Results: The degree of correcting the mTFA by TKA significantly correlated with the postoperative FFI (R = 0.95, p < 0.05), although the knee and ankle joint lines were corrected to neutral orientations. A cut-off value of 16.5° [AUC 0.912 (0.85-0.975 95% CI), sensitivity = 0.8, specificity = 0.895] was calculated, above which the odds ratio (OR) for developing ankle symptoms increased vastly [OR 34.0 (9.10-127.02 95% CI)]. ROM restrictions of the subtalar joint displayed a strong significant correlation with the FFI (R = 0.74, p < 0.05), demonstrating that decreased ROM of the subtalar joint was associated with aggravated outcomes of the ankle joint.
Conclusions: In this study, higher degrees of leg axis correction in TKA were associated with increased postoperative ankle symptoms.

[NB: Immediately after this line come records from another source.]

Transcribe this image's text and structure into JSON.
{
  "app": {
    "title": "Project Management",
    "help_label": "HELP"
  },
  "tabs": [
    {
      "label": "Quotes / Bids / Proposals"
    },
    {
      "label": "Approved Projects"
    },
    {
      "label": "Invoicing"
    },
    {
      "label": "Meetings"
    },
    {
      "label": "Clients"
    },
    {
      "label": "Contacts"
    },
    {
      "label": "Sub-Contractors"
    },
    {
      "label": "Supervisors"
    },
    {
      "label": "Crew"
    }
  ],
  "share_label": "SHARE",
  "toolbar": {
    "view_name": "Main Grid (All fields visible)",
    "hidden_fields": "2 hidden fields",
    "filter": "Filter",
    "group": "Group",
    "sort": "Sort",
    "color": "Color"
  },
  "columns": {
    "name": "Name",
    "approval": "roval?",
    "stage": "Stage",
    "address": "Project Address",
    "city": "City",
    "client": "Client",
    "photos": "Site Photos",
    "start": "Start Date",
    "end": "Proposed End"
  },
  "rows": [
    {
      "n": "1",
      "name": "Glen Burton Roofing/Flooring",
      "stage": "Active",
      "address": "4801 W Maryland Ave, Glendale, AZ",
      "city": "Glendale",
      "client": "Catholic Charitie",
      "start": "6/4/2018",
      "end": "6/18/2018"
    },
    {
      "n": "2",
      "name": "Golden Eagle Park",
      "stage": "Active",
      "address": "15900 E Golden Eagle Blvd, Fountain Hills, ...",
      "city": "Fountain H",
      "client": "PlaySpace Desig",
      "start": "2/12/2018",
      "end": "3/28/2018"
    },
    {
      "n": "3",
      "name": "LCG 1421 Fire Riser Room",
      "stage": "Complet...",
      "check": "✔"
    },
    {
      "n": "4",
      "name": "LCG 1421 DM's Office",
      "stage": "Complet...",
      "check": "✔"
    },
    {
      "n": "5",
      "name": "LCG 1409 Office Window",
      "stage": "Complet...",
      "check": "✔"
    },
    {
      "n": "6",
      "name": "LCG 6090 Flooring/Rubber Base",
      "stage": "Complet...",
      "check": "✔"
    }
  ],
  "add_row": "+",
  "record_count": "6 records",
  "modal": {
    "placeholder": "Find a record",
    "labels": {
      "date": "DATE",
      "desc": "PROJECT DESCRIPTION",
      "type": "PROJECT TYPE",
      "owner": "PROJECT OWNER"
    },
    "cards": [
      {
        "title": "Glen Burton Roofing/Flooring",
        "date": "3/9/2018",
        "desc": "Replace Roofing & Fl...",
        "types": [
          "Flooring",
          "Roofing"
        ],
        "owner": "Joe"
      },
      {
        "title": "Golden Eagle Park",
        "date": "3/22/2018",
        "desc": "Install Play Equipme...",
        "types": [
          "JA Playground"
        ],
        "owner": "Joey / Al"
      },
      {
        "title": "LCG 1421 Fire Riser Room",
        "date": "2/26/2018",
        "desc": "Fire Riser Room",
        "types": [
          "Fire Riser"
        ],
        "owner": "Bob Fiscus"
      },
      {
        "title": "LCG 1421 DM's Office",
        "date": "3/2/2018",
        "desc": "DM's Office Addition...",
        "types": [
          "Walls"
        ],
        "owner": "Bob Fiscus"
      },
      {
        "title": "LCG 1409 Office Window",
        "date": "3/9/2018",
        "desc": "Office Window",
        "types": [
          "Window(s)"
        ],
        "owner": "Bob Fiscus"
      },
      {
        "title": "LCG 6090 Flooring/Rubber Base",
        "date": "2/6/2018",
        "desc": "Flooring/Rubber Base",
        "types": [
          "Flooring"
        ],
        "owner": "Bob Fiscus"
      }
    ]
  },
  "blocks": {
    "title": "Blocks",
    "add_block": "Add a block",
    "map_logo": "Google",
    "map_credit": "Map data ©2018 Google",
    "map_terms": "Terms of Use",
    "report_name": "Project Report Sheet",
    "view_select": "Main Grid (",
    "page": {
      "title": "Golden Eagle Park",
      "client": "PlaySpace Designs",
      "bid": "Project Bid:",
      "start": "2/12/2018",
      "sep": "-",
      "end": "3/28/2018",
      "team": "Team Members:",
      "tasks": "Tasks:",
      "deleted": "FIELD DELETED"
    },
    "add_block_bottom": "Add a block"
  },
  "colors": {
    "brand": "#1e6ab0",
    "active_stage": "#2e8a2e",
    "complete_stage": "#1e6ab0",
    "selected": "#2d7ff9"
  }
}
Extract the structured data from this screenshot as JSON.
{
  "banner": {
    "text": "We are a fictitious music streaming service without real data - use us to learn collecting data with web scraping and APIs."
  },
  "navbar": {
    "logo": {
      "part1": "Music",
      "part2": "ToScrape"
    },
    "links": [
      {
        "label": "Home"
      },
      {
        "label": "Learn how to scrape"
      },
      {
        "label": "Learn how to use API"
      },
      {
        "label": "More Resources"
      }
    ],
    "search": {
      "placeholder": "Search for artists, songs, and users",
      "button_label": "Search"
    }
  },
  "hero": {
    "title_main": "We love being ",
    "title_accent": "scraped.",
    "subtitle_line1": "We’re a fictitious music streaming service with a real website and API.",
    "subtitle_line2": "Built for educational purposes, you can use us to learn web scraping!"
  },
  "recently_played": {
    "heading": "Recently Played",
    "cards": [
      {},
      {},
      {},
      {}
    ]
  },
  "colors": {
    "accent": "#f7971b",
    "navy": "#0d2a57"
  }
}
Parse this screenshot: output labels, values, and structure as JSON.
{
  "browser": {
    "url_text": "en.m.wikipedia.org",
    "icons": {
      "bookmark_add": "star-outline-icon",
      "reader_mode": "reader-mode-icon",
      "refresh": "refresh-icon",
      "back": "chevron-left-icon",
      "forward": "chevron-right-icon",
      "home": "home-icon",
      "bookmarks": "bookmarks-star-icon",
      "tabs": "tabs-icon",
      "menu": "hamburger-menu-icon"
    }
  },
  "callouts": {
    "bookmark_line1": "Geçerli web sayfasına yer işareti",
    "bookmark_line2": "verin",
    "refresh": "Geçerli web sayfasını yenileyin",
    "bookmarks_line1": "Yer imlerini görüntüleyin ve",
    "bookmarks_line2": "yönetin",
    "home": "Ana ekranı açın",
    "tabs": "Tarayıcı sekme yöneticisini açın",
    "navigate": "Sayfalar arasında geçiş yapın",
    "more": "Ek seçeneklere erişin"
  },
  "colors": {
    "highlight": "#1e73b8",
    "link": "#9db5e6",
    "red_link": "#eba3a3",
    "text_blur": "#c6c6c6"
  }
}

When TKA is performed in excessive valgus knee osteoarthritis, surgeons should be aware that this might trigger the onset or progression of ankle symptoms, particularly in cases of a stiff subtalar joint.
Level of evidence: III.
Keywords: Ankle joint; Interplay knee ankle; Osteoarthritis knee; Total knee arthroplasty; Total knee replacement.
© 2020. The Author(s).